What kind of support is available in Mexico for the production, distribution, exhibition, and promotion of independent film and video?

The most support for the exhibition and research of independent media comes from outside Mexico. The film/videomakers and scholars, Rita Gonzalez and Jesse Lerner, who curated the "Mexperimental" film/ video program came from California to Mexico to view material that nobody in Mexico seemed to give much importance to. They dug out from under all these rocks a series of underground works that have begun to rewrite the history of Mexican film and video. So now there is much more interest in independent media. There are also some precedents. For example, for a number of years now the Mexican Government has sponsored scholarships for media artists. Especially important is a scholarship fund targeted toward young artists (Jóvenes Creadores) because it provides a vital space for video as a mode of expression. There is also an annual video-art biennial held in Mexico City which every year becomes a bigger event. There is a short film festival also held in Mexico City that has now been expanded to include independent feature films.

But I believe that one of the great values of video and of independent film is that one can do this with or without financial support. It bothers me a lot to have to depend on someone else. With video one doesn't need to be dependent. You can film with very basic equipment out of your home. And I very much believe in home-based distribution. Furthermore, an artist's work nowadays doesn't end with production. The circle closes once the work is screened. This exhibition process entails hours of work on the computer, making copies of photos, written texts, running to Federal Express. The external support structures are like winks of complicity. They shouldn't be what determines if one continues to work.

What are some of your future projects and what's this I hear about you being the future Mexican Leni Riefenstahi?

Just as I don't hold onto the past, I also don't have future projects. My most important project is in the present so that I'm developing DORMIMUNDO with this idea about a response to the everyday. Since I have a cough today, I'm doing an expressionist exercise about the gesticulations one experiences when coughing. I'm always working. I don't screen everything, but I sharpen my eye everyday. Leni Riefenstahl? ¡Órale! Listen, the thing is that when I was awarded the biggest fellowship the Mexican government has sponsored, my best friend stopped talking to me because she said I was a corrupt sell-out. So I imagined myself making propaganda for the Mexican government…Actually, now that I think about it, I wouldn't mind making something in the public gymnasiums. And I'll use music by Wagner.


1. Telenovelas are soap operas that, unlike their U.S. counterparts, are aimed at both female and male audiences, aired on primetime, and composed usually of a series of episodes which run for no more than a handful of months.

2. Gobernación is equivalent to the State Department; before President Carlos Salinas de Gortari's regime, this branch was responsible for all activities related to the mass media.

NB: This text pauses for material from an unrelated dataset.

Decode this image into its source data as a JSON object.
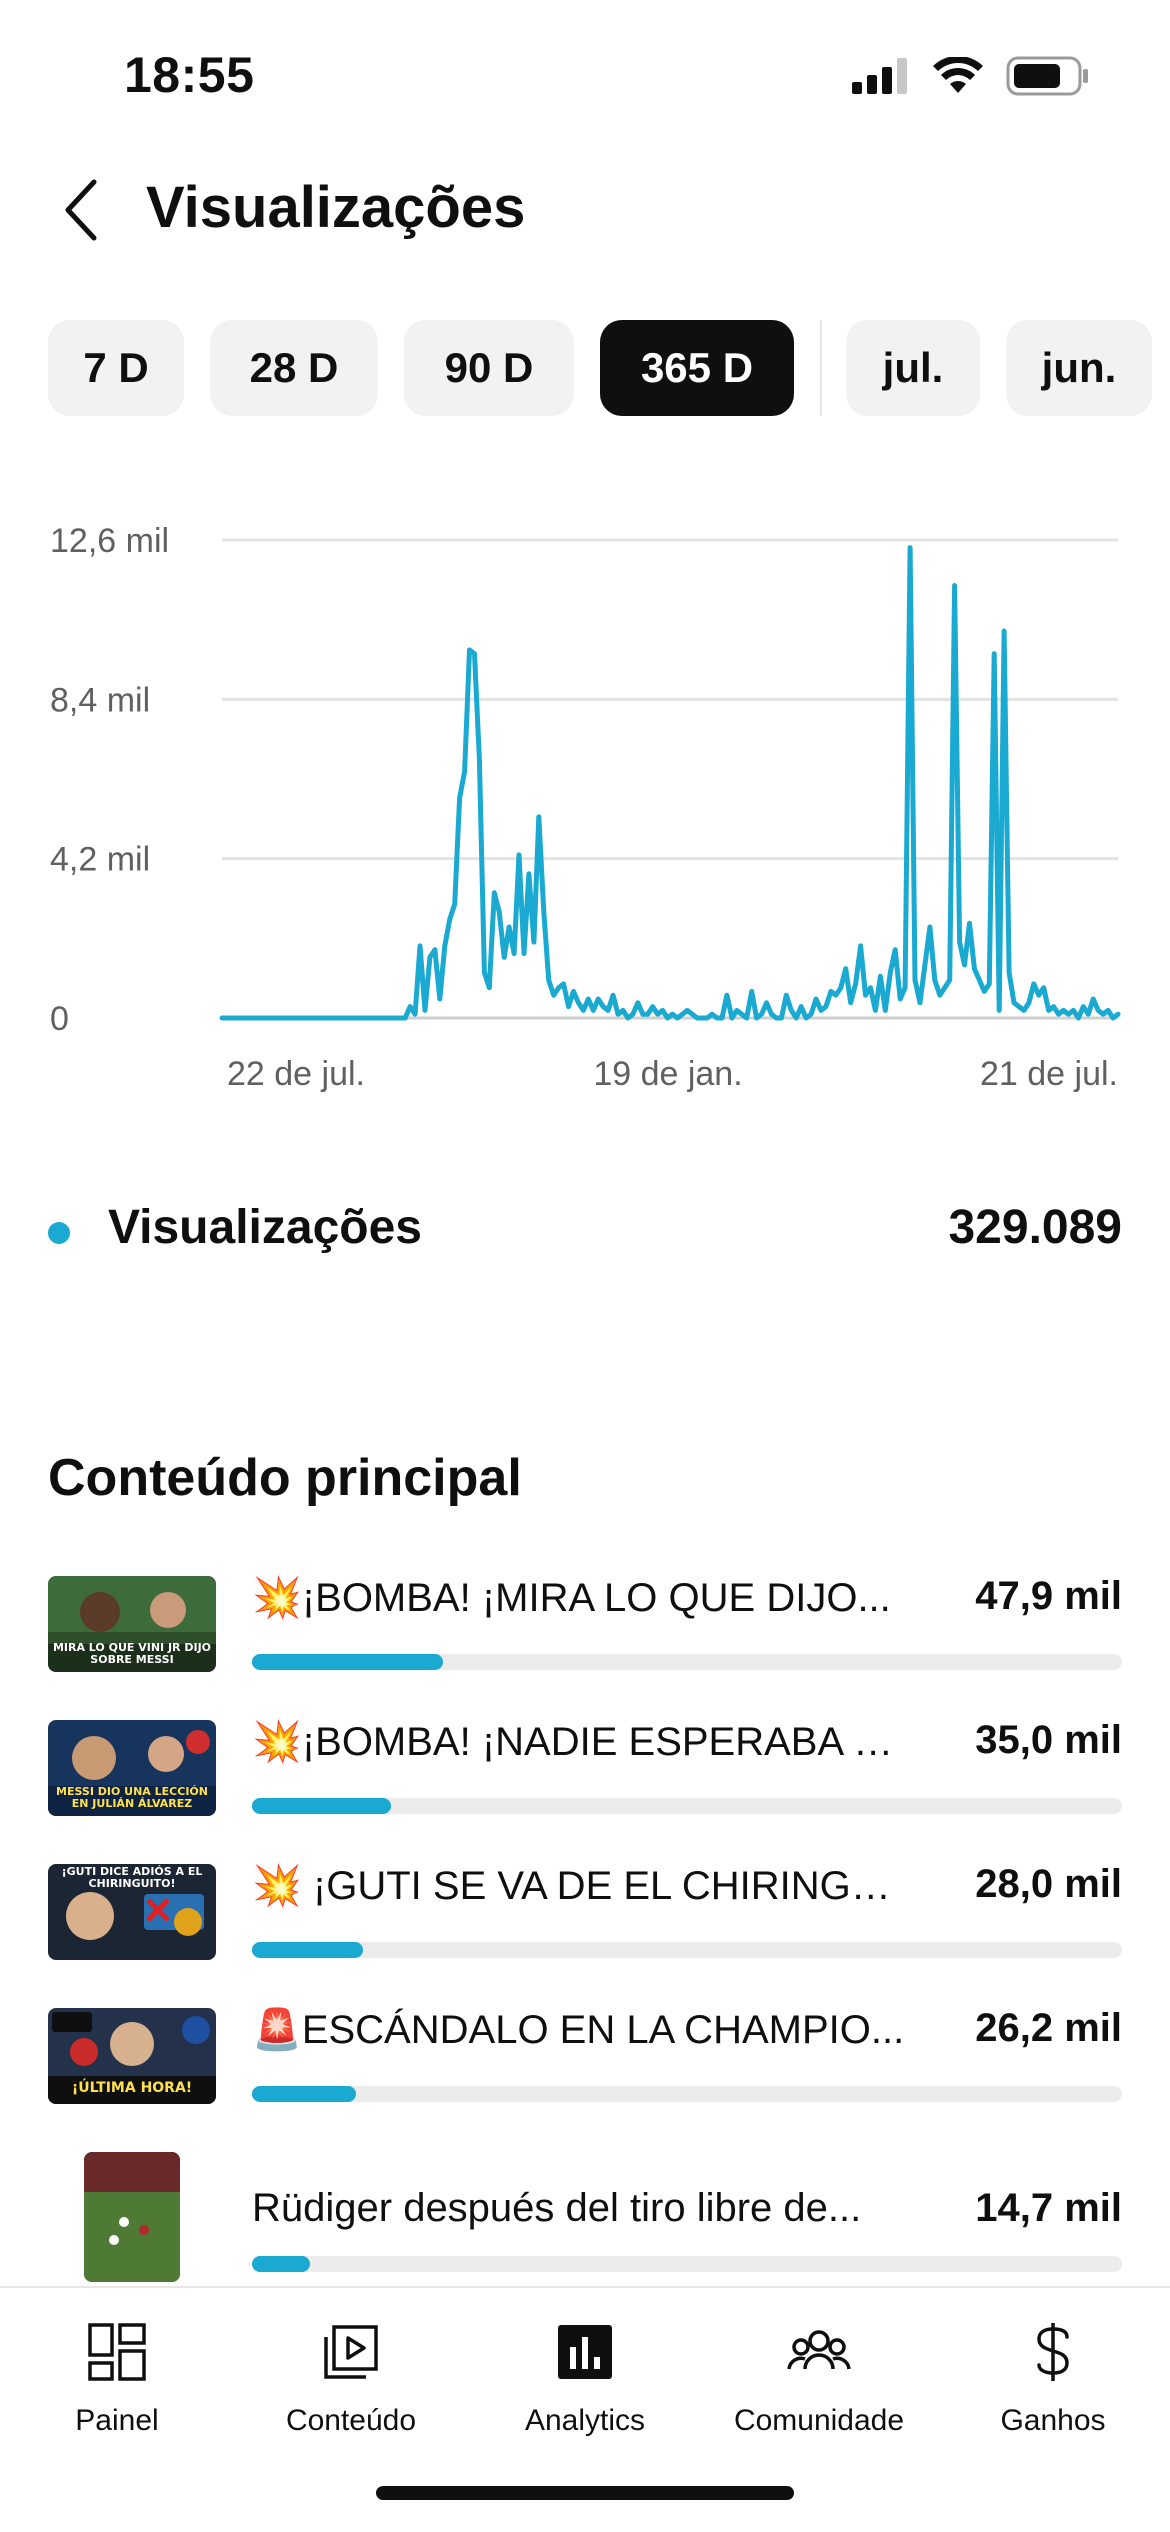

3. The dominant aesthetic of the television branch of the multimedia giant Televisa is best characterized by its sleek production values and its conservative mode of entertainment.

Cuevas' tapes are distributed by Video Data Bank: 112 S. Michigan Ave, 3rd Floor. Chicago, IL 60603. Fax 312-541-8072.